Merkel, who teaches Spanish at Charles Henderson High School, started a tradition of caroling several years ago and it is the activity that her Spanish students look forward to the most each year.

"Caroling has become a tradition in my Spanish class and we enjoy sharing our knowledge of Spanish with the community," Merkel said. "During the holiday season,

we have a party and each student brings something to the home where we are invited. They might contribute a casserole or a spoon or a napkin, but everyone contributes something."

After a wonderful Christmas dinner with a Spanish flavor, the students practice so they can

"get our act together" and then they go out caroling into the night.


This year we had dinner with the Gaskins on Murphree Street, so we caroled in that neighborhood," Merkel said. "The night was foggy and it really seemed like Christmas. And, we had something very different happen. The Episcopal Church is in the neighborhood and there had been a meeting at the church and people were coming out. We stopped to sing to them and I could tell by the looks on their faces they had never heard caroling in Spanish before. They responded with ooohs and ahhhs. They seemed to be in awe of something new and different."

For Merkel, who is a native of Puerto Rico, Christmas traditions in Alabama once were new and different. Even though she enjoys a South Alabama Christmas, her heart often goes home at this time of year.

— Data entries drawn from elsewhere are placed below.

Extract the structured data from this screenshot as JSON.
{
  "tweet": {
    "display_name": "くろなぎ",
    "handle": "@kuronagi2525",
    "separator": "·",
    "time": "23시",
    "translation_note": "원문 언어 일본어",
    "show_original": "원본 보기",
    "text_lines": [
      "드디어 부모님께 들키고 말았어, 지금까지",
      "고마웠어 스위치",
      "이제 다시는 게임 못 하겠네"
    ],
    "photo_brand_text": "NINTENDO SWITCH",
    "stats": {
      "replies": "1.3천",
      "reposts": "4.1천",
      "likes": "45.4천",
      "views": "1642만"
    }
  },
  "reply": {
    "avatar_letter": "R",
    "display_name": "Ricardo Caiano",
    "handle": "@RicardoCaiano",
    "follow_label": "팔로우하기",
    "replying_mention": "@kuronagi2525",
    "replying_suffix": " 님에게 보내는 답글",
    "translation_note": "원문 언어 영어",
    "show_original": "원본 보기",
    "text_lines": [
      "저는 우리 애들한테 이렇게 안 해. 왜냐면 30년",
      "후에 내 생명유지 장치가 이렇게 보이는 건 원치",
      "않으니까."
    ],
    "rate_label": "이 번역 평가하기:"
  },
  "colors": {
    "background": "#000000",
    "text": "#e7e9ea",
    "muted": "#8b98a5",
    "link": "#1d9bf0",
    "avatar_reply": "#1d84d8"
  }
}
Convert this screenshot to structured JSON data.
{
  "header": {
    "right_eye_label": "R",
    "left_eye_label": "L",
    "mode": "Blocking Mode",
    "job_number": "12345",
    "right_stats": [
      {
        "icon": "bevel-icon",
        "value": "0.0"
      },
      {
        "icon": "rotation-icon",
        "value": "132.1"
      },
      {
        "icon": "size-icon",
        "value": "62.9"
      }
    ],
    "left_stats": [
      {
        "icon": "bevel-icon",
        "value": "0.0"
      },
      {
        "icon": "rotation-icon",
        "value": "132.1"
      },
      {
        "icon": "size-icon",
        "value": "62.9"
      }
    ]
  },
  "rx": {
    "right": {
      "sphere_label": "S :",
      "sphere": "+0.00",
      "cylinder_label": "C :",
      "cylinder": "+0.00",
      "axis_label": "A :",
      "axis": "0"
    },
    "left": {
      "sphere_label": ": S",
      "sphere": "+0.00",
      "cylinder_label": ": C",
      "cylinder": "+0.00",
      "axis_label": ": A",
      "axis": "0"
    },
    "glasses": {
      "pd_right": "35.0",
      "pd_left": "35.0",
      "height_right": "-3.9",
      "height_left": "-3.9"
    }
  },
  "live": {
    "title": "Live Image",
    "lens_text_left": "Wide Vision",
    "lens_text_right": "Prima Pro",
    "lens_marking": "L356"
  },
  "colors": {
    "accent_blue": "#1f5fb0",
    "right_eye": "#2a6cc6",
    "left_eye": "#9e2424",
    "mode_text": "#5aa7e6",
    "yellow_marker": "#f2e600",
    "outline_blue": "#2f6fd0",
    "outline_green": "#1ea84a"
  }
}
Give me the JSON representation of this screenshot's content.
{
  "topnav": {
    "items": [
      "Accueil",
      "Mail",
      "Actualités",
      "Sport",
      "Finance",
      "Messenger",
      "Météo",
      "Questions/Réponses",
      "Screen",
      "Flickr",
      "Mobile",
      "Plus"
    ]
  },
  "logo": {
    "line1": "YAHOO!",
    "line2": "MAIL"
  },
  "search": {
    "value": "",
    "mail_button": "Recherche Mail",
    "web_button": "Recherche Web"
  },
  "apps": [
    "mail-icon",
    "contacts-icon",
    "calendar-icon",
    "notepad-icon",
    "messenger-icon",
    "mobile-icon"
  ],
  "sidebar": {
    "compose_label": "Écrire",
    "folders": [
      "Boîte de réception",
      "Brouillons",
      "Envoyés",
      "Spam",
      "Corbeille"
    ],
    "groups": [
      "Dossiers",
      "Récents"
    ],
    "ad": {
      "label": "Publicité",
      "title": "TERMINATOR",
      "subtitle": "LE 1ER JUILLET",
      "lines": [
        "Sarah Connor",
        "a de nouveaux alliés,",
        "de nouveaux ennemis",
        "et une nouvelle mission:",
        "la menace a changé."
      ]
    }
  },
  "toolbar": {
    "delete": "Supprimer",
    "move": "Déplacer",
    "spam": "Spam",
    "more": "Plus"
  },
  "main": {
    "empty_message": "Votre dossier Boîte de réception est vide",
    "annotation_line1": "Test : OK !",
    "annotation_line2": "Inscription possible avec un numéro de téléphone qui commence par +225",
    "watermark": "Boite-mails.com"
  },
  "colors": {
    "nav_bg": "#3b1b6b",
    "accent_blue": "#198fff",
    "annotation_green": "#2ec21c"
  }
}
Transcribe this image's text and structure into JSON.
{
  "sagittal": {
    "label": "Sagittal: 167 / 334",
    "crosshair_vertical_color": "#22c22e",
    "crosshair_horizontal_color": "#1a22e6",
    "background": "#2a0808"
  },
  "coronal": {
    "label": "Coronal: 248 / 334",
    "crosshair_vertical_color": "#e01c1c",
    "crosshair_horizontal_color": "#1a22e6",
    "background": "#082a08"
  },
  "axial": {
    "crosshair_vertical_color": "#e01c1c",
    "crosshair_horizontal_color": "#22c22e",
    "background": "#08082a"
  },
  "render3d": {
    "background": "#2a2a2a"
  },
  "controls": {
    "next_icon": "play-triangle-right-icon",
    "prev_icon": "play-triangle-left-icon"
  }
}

She does miss the traditions of her childhood, and although there is great diversity in the 21 Spanish speaking countries, there is the commonality of religion that binds them, especially at this time of year.

"The Spanish speaking countries are generally Catholic and the Christmas tree and the Nativity scene are the most important elements of the holidays," Merkel said. "We set up wonderful Nativity scenes and some of them are very elaborate, but there is always one piece missing – the Christ Child."

On Christmas Eve, Merkel said the tradition is to attend midnight mass.


Puerto Rico, the midnight mass is called ‘mass of the rooster’ because it occurs at about the time the rooster would begin to crow.

"Because it is after midnight and, therefore, Christmas Day when families leave and go home to be together, one of the children is allowed to place the Christ Child in the manger," Merkel said. "That is a wonderful time for all."

One of the family traditions that Merkel holds most dear is that of Old Christmas.

"We got presents on Christmas Day when Papa Noel visited us,

but the biggest day for gifts was Jan. 6 – the day the Three Kings arrived bringing gifts to the newborn King," Merkel said. "The Three Kings arrived on camels so we children would put out shoe boxes filled with grass and buckets of water for them, like children here put out cookies and milk for Santa Claus. My father was an expert at making huge camel prints. It was so very exciting and we really believed. We got presents on that day and the children had parades in town. Those were the ‘good old days’ and I like to think of the traditions. What a wonderful time of the year this is. ‘Feliz Navidad!’"